Widmer’s two years of service as a Swiss Guard was during the height of communist Eastern Europe. In The Pope & the CEO, he recounts visits to John Paul from both Ronald Reagan and Poland’s dictator, Wojciech Jaruzelski, whom he notes John Paul treated with the same respect and kindness. At the same time, Widmer uses the opportunity to not just critique communism’s utilitarian philosophy, but to extend that lesson to how companies should treat both their employees and customers.
Utilitarianism — the maximization of personal pleasure and the pursuit of the maximum amount of pleasure for the greatest number of people — is now the world’s prevailing philosophy and the hallmark of modern-day individualism. Widmer counters this with a call to reorient oneself and one’s priorities toward what is best for the common good — particularly in the workforce.

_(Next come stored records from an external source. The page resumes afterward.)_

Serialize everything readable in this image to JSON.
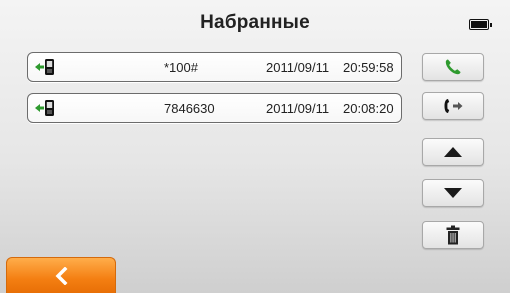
{
  "header": {
    "title": "Набранные"
  },
  "status": {
    "battery_icon": "battery-full-icon"
  },
  "calls": [
    {
      "direction_icon": "outgoing-call-icon",
      "number": "*100#",
      "date": "2011/09/11",
      "time": "20:59:58"
    },
    {
      "direction_icon": "outgoing-call-icon",
      "number": "7846630",
      "date": "2011/09/11",
      "time": "20:08:20"
    }
  ],
  "side_buttons": [
    {
      "icon": "phone-call-icon"
    },
    {
      "icon": "transfer-call-icon"
    },
    {
      "icon": "arrow-up-icon"
    },
    {
      "icon": "arrow-down-icon"
    },
    {
      "icon": "trash-icon"
    }
  ],
  "footer": {
    "back_icon": "chevron-left-icon"
  },
  "colors": {
    "accent_orange": "#f47f12",
    "call_green": "#2e9a2e",
    "row_border": "#6c6c6c"
  }
}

Ultimately, The Pope & the CEO is a reflection on vocation, which Widmer defines as “one’s mission in life.” While he details the various vocations in the Church, his central message is that we all must come to understand and be certain of our vocation in life. By knowing what we are called to do and what our purpose is we are able to recognize that we are also being prepared and made right for the next life.
Throughout John Paul’s 27-year pontificate, the world saw some of his greatest and lowest moments. From the survival of the assassin’s bullet in 1981 to his many trips around the world, to his public suffering and death, he showed the world not only how to live, but also why he lived. During this time he also shared some invaluable lessons to a young Swiss guard, who has now chosen to share them with the rest of us.
Register correspondent Christopher White writes from New York.
THE POPE & THE CEO
John Paul II’s Leadership Lessons to a Young Swiss Guard
By Andreas Widmer
Emmaus Road, 2011
152 pages, $12.95
To order: emmausroad.org